======== INFORMATION SHOWN ========

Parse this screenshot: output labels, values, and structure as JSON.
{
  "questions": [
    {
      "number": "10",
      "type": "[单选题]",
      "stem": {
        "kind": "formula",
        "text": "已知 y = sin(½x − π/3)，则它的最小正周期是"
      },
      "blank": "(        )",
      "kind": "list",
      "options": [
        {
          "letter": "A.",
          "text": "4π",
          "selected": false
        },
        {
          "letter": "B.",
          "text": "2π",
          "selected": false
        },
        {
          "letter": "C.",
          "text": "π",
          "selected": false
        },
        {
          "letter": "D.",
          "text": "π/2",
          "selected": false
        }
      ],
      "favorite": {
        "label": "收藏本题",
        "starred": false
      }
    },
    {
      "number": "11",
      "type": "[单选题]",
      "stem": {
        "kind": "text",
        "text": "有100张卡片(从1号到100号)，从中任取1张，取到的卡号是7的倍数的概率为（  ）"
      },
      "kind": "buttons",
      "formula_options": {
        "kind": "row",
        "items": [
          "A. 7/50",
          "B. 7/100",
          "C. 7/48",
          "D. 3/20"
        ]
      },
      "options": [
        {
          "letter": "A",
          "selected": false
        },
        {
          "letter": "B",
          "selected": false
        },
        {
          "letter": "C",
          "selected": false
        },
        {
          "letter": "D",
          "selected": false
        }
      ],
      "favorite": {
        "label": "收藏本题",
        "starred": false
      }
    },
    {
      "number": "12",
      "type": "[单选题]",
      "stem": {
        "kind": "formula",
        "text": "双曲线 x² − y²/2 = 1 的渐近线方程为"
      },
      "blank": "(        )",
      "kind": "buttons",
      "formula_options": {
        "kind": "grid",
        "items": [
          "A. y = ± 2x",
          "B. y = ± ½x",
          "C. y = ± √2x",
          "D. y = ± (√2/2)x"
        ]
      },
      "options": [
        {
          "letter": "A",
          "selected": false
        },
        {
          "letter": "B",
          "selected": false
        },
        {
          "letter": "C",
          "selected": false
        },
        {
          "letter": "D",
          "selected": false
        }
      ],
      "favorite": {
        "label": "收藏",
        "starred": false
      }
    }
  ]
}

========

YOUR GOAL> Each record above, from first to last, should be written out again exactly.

EXERCISE SOLUTION>
Parse this screenshot: output labels, values, and structure as JSON.
{
  "questions": [
    {
      "number": "10",
      "type": "[单选题]",
      "stem": {
        "kind": "formula",
        "text": "已知 y = sin(½x − π/3)，则它的最小正周期是"
      },
      "blank": "(        )",
      "kind": "list",
      "options": [
        {
          "letter": "A.",
          "text": "4π",
          "selected": false
        },
        {
          "letter": "B.",
          "text": "2π",
          "selected": false
        },
        {
          "letter": "C.",
          "text": "π",
          "selected": false
        },
        {
          "letter": "D.",
          "text": "π/2",
          "selected": false
        }
      ],
      "favorite": {
        "label": "收藏本题",
        "starred": false
      }
    },
    {
      "number": "11",
      "type": "[单选题]",
      "stem": {
        "kind": "text",
        "text": "有100张卡片(从1号到100号)，从中任取1张，取到的卡号是7的倍数的概率为（  ）"
      },
      "kind": "buttons",
      "formula_options": {
        "kind": "row",
        "items": [
          "A. 7/50",
          "B. 7/100",
          "C. 7/48",
          "D. 3/20"
        ]
      },
      "options": [
        {
          "letter": "A",
          "selected": false
        },
        {
          "letter": "B",
          "selected": false
        },
        {
          "letter": "C",
          "selected": false
        },
        {
          "letter": "D",
          "selected": false
        }
      ],
      "favorite": {
        "label": "收藏本题",
        "starred": false
      }
    },
    {
      "number": "12",
      "type": "[单选题]",
      "stem": {
        "kind": "formula",
        "text": "双曲线 x² − y²/2 = 1 的渐近线方程为"
      },
      "blank": "(        )",
      "kind": "buttons",
      "formula_options": {
        "kind": "grid",
        "items": [
          "A. y = ± 2x",
          "B. y = ± ½x",
          "C. y = ± √2x",
          "D. y = ± (√2/2)x"
        ]
      },
      "options": [
        {
          "letter": "A",
          "selected": false
        },
        {
          "letter": "B",
          "selected": false
        },
        {
          "letter": "C",
          "selected": false
        },
        {
          "letter": "D",
          "selected": false
        }
      ],
      "favorite": {
        "label": "收藏",
        "starred": false
      }
    }
  ]
}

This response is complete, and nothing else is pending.